Se7en (1995) • Sample storyboards for Se7en drawn by Wayne Coe.
Se7en (continued) • Title film sequence for Se7en, the film which catapulted Cooper into stardom.
New Port South (2001) • Cooper spent 35 days shooting at a Libertyville, IL high school to direct his 2001 film, New Port South, produced by legend John Hughes.
Darkwatch (2005) • Cooper directed the opening scene for Darkwatch, a game from Capcom.
Kyle Cooper • Cooper continues to design many projects including commercials, videos, games, and film title sequences. • His most recent film credits include sequences for Spiderman 3 and Across the Universe. • His work (particularly the gritty, hand drawn type used in many of his sequences) continues to be of influence in everything from title sequences to truck commercials.
Sources Abrams, Janet. “Eye Openers.”I.D. Nov 1996: 76-79. Codrington, Andrea. Kyle Cooper. Yale University Press, 2003. Coupland, Ken. “Imaginary Forces: Taking All the Credits.”Graphis. Sept. 1998: 66-73. Croal, N’Gai. “Where Credits are Due.”Newsweek. 10 Nov. 1997: 92. http://www.wired.com/wired/archive/12.06/cooper.html. Online. http://www.twenty4.co.uk/03-articles/Art%20of%20Fim%20Titles/main.htm. Online. http://xbox.ign.com/articles/636/636334p1.html. Online. http://www.el-nacional.com/revistas/todoendomingo/todo106/reportaje1.htm. Online. http://video.aol.com/video-detail/kyle-cooperimaginary-forces-documentary-1-of-2/3974024297. Online. http://www.filmmakermagazine.com/fall1997/kylecooper.php. Online. http://www.adobe.com/uk/motion/gallery/imgforces/index.html. Online. http://www.areaofdesign.com/americanicons/bass.htm. Online. http://www.frankwbaker.com/tkam1.htm. Online. http://www.designyatra.com/2007/Speakers-Details/Kyle-Cooper.html. Online. http://www.imdb.com. Online. Gibson, Jon M. “The Dark Genius of Kyle Cooper.”Wired.
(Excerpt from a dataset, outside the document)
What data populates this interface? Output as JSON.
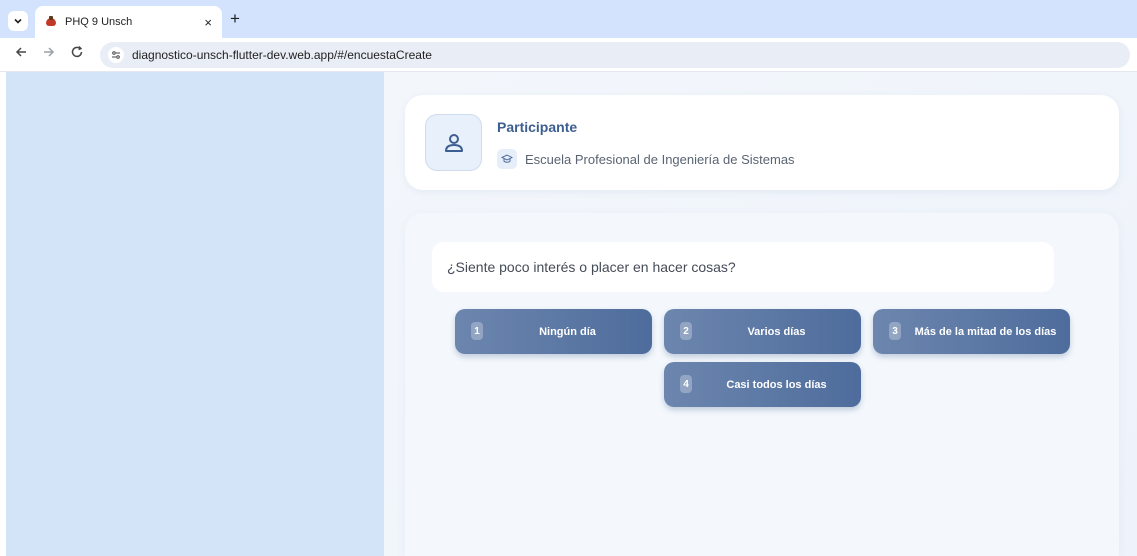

June 2004. Lynch, Robin. “Kyle Cooper/Imaginary Forces.”I.D. Jan-Feb 1997: 58. Roux, Julie Prendiville. “Imaginary Forces.”Communication Arts. Mar/Apr 2001: 78-87.